_EXERCISE AIM:_ Output the full listing exactly.

_EXERCISE DATA:_
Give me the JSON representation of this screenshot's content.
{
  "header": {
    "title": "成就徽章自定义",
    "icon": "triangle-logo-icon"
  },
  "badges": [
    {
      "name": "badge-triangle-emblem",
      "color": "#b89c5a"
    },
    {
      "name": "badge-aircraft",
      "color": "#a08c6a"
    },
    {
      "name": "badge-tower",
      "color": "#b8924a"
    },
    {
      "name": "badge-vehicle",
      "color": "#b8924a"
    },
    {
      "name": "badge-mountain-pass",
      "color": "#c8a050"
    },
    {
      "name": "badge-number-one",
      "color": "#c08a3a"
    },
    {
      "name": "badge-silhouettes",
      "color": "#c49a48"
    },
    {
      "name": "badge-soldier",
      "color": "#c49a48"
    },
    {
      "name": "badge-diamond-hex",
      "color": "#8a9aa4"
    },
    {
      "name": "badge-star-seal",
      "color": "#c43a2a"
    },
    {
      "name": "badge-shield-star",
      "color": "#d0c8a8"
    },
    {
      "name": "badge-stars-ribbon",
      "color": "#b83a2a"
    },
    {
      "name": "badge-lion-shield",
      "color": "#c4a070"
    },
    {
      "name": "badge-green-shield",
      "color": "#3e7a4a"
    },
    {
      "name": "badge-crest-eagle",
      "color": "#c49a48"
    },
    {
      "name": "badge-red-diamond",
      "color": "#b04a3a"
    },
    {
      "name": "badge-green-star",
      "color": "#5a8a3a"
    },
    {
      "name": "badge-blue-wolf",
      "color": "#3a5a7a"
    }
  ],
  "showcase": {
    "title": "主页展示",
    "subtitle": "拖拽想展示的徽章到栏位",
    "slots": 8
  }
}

_RESPONSE AREA:_
Give me the JSON representation of this screenshot's content.
{
  "header": {
    "title": "成就徽章自定义",
    "icon": "triangle-logo-icon"
  },
  "badges": [
    {
      "name": "badge-triangle-emblem",
      "color": "#b89c5a"
    },
    {
      "name": "badge-aircraft",
      "color": "#a08c6a"
    },
    {
      "name": "badge-tower",
      "color": "#b8924a"
    },
    {
      "name": "badge-vehicle",
      "color": "#b8924a"
    },
    {
      "name": "badge-mountain-pass",
      "color": "#c8a050"
    },
    {
      "name": "badge-number-one",
      "color": "#c08a3a"
    },
    {
      "name": "badge-silhouettes",
      "color": "#c49a48"
    },
    {
      "name": "badge-soldier",
      "color": "#c49a48"
    },
    {
      "name": "badge-diamond-hex",
      "color": "#8a9aa4"
    },
    {
      "name": "badge-star-seal",
      "color": "#c43a2a"
    },
    {
      "name": "badge-shield-star",
      "color": "#d0c8a8"
    },
    {
      "name": "badge-stars-ribbon",
      "color": "#b83a2a"
    },
    {
      "name": "badge-lion-shield",
      "color": "#c4a070"
    },
    {
      "name": "badge-green-shield",
      "color": "#3e7a4a"
    },
    {
      "name": "badge-crest-eagle",
      "color": "#c49a48"
    },
    {
      "name": "badge-red-diamond",
      "color": "#b04a3a"
    },
    {
      "name": "badge-green-star",
      "color": "#5a8a3a"
    },
    {
      "name": "badge-blue-wolf",
      "color": "#3a5a7a"
    }
  ],
  "showcase": {
    "title": "主页展示",
    "subtitle": "拖拽想展示的徽章到栏位",
    "slots": 8
  }
}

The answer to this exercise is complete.